It was a big opportunity for business (Nextdoor is now valued at $2.2 billion, according to published reports), but also for civic duty. Putnam’s extensive research (his book, Bowling Alone, is a seminal study on the collapse of American community) showed that social cohesion led to lower crime rates, higher property values and increases in longevity and in children’s literacy. The upshot, Tolia says, is that unlike other Silicon Valley companies that claim to be changing the world—“including those that get your hamburger to you in 15 minutes or less,” he notes— Nextdoor really does. Users report lost pets, look for babysitters and set up block parties, but also come to one another’s assistance in hurricanes and other calamities. (An early problem with racial profiling was addressed with the creation of best practices and guidelines for reporting suspicious activity.)

To see changes measured in quality of life indicators such as declining crime rates, rising property values and increases in longevity, rather than just market cap revenues and profits and stock prices, is rewarding, Tolia says. “We have 5,000 partnerships with police departments, fire departments and municipal agencies,” he says. “They have measured this and had dozens of press conferences where they’ve talked about how the adoption of Nextdoor in their community has helped.” San Francisco entrepreneur Trevor Traina, among the first investors in Nextdoor and now U.S. ambassador to Austria, was an early believer in Tolia’s ideas. “Nirav is a ball of energy and optimism, and has always been a connector of people,” Traina says. “It makes sense that he would channel that into connecting neighbors.”

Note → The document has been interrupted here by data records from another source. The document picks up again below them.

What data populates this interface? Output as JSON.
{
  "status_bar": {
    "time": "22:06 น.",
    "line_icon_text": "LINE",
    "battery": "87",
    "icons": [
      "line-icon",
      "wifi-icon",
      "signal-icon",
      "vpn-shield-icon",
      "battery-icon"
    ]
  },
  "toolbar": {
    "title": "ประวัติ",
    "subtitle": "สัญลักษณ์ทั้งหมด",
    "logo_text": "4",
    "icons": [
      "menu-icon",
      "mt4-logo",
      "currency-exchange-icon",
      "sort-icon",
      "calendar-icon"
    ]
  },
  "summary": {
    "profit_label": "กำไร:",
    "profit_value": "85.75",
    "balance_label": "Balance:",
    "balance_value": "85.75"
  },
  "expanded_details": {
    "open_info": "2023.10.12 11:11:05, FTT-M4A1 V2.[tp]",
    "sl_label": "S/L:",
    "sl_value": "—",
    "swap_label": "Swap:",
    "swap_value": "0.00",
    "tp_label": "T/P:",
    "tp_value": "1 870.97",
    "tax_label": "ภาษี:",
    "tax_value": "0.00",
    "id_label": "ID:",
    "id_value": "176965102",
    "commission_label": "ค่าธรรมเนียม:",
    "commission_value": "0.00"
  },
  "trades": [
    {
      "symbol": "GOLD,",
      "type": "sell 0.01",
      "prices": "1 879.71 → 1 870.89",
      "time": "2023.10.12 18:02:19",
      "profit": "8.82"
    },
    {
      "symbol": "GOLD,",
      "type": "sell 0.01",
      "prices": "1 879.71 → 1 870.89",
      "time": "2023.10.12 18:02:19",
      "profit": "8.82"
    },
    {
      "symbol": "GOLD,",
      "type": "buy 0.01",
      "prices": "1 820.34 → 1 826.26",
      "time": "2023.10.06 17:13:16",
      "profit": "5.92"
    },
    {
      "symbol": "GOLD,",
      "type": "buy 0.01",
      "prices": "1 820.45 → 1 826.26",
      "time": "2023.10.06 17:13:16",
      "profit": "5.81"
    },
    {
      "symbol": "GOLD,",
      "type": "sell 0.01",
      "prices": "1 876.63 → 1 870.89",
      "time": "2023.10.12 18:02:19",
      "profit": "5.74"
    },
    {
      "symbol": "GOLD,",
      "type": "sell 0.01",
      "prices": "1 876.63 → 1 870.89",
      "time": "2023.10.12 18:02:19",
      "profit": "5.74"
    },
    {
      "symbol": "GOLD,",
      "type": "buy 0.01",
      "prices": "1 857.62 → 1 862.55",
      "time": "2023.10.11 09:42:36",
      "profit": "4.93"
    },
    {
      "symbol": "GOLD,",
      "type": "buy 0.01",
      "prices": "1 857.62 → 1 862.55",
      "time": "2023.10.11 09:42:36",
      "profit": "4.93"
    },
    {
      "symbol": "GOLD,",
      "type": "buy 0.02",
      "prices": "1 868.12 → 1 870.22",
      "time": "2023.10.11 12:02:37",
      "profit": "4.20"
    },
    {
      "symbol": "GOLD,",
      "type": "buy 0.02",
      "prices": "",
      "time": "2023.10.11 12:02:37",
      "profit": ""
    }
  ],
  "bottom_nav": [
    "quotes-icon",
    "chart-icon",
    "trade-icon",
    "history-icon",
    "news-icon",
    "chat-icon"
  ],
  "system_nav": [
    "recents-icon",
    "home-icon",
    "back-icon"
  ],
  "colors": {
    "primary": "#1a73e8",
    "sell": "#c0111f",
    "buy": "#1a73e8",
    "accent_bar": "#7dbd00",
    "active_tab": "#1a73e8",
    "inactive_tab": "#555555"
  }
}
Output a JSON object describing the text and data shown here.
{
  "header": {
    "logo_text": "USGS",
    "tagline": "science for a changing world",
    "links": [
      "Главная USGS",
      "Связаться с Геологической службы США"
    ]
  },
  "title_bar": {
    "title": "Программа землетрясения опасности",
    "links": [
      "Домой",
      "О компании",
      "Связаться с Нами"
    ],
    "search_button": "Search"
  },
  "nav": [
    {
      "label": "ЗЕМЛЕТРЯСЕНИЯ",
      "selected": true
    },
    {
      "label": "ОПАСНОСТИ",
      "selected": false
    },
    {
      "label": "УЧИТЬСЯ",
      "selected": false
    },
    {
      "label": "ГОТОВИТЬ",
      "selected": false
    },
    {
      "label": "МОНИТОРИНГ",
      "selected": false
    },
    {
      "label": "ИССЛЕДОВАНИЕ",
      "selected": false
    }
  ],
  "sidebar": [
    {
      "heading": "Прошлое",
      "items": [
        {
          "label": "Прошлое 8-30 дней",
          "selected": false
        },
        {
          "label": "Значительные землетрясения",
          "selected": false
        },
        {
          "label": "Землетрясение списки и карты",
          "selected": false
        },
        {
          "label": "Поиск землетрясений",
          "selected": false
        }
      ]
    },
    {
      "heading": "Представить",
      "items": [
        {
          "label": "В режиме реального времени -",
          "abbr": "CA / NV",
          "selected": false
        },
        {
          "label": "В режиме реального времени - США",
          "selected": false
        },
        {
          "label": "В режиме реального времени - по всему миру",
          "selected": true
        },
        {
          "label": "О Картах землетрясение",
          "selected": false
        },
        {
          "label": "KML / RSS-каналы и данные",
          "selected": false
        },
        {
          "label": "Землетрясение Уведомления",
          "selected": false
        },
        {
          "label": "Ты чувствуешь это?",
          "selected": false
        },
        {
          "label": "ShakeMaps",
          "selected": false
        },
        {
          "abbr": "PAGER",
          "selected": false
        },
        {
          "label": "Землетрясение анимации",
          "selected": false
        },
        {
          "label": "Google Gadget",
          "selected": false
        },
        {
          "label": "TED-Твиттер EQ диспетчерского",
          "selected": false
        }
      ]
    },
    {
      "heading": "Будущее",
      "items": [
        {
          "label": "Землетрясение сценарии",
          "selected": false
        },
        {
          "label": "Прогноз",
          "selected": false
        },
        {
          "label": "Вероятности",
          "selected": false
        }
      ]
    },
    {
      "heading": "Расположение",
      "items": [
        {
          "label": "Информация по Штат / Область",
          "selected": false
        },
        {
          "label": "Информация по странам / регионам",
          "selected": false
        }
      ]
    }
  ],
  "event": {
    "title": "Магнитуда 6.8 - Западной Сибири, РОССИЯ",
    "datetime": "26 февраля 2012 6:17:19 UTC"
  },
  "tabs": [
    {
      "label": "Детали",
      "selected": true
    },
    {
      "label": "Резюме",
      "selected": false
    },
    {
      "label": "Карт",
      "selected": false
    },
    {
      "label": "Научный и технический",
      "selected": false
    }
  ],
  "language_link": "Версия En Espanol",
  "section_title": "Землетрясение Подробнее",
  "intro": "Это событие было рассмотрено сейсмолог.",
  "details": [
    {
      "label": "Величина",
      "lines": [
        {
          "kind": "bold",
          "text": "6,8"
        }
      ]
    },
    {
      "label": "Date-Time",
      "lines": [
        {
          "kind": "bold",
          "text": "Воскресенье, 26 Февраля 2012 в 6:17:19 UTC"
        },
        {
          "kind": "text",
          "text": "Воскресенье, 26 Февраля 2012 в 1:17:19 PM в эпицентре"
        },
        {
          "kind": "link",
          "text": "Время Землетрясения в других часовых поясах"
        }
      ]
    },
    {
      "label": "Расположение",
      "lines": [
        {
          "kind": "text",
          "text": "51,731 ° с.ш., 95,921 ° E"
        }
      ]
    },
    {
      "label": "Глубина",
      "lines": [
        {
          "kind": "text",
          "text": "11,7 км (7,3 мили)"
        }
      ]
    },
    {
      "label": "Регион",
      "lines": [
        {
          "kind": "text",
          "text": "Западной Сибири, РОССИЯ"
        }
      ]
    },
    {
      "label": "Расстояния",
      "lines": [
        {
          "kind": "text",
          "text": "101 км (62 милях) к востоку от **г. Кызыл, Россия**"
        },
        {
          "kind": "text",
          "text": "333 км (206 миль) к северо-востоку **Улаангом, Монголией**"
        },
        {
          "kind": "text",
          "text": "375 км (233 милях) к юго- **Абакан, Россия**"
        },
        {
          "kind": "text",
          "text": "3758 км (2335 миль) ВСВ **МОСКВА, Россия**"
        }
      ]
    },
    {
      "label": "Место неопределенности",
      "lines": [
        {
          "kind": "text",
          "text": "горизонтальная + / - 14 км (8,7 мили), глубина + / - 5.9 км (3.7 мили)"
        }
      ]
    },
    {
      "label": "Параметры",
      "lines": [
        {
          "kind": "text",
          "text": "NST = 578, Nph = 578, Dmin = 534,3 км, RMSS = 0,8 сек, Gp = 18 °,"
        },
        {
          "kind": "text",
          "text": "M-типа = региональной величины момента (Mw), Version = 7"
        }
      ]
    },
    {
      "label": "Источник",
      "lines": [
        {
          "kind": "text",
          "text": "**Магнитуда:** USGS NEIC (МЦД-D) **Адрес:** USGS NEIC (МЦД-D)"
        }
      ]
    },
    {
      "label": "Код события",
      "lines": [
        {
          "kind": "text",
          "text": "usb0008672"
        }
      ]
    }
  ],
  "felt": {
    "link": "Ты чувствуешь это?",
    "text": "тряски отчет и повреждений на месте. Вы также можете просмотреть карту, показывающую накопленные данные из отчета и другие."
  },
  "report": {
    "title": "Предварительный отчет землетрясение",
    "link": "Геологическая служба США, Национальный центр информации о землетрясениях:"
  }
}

Tolia stepped down as CEO in December—while retaining a seat on the board—to spend more time with his wife and three sons, ages 3, 5 and 7 (former Square executive Sarah Friar is now Nextdoor’s CEO). He’s taken the family from Pacific Heights to Florence, Italy, where he is teaching a Stanford course titled Silicon Valley: The Modern Day Rebirth of Renaissance Florence, a comparative study on Florence then and Silicon Valley today. He’s an apt choice, judging by colleagues’ feelings. “So much of leading an early stage company is about getting people to understand the big picture and motivating them to more forward together with purpose and urgency; Nirav has a remarkable ability to get a team aligned on a mission and ignite the energy that is needed to get something started,” notes Sarah Leary, a Nextdoor co-founder and board member who’s worked with Tolia for 20 years. “He has the Midas touch of a true entrepreneur.” His community focus has even rubbed off on his wife, who took cupcakes to a neighbor who was celebrating a 100th birthday.

It’s an altruism that runs in the family. Tolia’s father was drawn to Odessa by a local surgeon performing cutting-edge cataract surgery that helped people see more clearly. Tolia’s tech success is based on allowing people to know one another more dearly. “It’s not just a great business idea or something where we did an MBA analysis where there was a gap in the market,” Tolia says. “This is something that came from our heart.”